But hang on – have you performed a blink test? It only takes 10 seconds, and those 10 seconds make all the difference when it comes to ensuring that your message is well received by the target group.
Too often, we fail to communicate clearly to the target group. To us it makes sense. We know the context, and expect the same of everybody else. The blink test ensures that the user will get your message in the 10 seconds, they are usually willing to spend trying to understand a landing page.
It may be hard to resist the urge of sneaking in a bonus offer – just to give the user some choice – but landing pages should never have more than ONE Call-2-action and a form to pick up permissions. Anything more is clutter and creates confusion.
Here’s how to do a blink test
Grab a colleague, who isn’t familiar with the landing page in question, and let them look at the page for exactly 10 seconds. Then, quiz them: What’s the purpose of the landing page, and what does it want them to do? If everything is clear, you can go ahead and publish the page.
If there are doubts, you need to evaluate and optimise the elements on the landing page.
Here’s how to optimise your landing page
In general, it’s a good idea to keep all contents above the fold, giving the user a full perspective with header, image and CTA to help them decipher the message quickly.
1) The image
Use the image to show the offer. If your goal is getting users to download an ebook, then use an image of the ebook to help the user quickly decode your message.
2) The headline
Use your headline to tell the user what it is, you want them to do, eg: Download the Latest E-book: “How to Optimise Your Conversion Rate”. Be direct and clear rather than too creative in the header.
Again – be clear. Use the sub header to substantiate the claim in your header.
4) The body copy
Less is more – get to the point. Most people scan rather than read body copy. Help them gain perspective and increase readability by using bullet points and section headers.
5) The form
Keep it short and sweet. Don’t ask for more information than you need or what your content offer is worth. Ask yourself, how much time you’d be willing to spend and personal data you’d be willing to trade for the information you are offering.
6) The call-2-action
Use a clear action verb in your CTA, and include your keyword if possible.
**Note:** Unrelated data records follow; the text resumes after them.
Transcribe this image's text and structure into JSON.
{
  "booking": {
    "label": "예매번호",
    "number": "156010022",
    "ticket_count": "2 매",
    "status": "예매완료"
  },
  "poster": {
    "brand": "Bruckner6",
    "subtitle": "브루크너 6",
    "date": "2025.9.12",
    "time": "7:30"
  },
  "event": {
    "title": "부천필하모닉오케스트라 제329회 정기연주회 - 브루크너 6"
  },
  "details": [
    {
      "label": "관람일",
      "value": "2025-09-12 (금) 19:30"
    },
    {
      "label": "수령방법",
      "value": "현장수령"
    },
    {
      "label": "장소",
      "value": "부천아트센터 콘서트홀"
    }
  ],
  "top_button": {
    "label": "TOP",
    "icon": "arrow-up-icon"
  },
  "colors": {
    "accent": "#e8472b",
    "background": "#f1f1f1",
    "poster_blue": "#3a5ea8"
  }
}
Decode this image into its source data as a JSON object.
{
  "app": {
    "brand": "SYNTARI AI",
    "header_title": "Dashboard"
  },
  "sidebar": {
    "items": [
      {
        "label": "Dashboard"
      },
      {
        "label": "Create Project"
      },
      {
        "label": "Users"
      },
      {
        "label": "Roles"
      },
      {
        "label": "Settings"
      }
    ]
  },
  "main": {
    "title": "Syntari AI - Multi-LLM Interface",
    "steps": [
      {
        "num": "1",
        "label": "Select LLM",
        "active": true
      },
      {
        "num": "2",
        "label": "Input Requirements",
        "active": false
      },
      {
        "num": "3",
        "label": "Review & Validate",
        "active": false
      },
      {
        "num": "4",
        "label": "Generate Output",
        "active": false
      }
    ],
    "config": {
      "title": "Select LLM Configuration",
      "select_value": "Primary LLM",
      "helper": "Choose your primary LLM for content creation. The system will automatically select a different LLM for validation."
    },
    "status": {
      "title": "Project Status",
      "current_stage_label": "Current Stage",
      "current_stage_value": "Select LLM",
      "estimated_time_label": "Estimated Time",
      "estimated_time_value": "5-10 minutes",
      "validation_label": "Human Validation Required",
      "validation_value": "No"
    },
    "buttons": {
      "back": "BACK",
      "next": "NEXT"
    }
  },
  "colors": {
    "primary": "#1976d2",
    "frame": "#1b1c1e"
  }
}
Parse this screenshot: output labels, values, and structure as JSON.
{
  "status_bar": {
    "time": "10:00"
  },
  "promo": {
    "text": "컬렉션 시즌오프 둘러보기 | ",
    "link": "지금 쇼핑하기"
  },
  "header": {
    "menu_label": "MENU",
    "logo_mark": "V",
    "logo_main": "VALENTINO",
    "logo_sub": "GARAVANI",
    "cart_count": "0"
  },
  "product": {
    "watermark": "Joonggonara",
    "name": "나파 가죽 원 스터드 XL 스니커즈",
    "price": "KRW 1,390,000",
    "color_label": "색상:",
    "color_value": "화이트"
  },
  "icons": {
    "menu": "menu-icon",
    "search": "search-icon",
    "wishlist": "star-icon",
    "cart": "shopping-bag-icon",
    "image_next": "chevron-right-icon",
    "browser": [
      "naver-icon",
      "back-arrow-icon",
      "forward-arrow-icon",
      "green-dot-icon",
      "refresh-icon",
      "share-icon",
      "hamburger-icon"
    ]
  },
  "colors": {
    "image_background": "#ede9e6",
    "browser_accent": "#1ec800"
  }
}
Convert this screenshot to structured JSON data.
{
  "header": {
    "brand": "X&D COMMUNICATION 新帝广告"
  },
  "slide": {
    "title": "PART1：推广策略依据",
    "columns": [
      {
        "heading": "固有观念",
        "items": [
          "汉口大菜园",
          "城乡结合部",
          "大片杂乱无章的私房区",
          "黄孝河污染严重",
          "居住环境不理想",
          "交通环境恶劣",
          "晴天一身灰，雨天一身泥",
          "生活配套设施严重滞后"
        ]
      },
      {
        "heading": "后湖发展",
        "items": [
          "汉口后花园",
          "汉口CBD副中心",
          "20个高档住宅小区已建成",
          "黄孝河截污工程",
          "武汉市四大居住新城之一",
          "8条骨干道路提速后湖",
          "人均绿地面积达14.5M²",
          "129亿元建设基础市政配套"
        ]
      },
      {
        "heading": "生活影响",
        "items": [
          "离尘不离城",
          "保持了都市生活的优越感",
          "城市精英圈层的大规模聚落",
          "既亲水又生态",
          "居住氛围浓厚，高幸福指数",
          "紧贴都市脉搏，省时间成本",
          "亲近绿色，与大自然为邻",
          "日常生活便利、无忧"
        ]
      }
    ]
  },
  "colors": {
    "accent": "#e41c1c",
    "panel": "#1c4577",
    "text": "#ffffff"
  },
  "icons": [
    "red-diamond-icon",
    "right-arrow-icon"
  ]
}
Your CTA should be able to stand alone and let the user know exactly what to expect, when clicking on the button. “Get it here” could be anything and nothing, while there is no doubt about what happens when I click a button labelled: “Download E-book: “How to Optimise Your Conversion Rate”
Good luck blink testing your landing pages!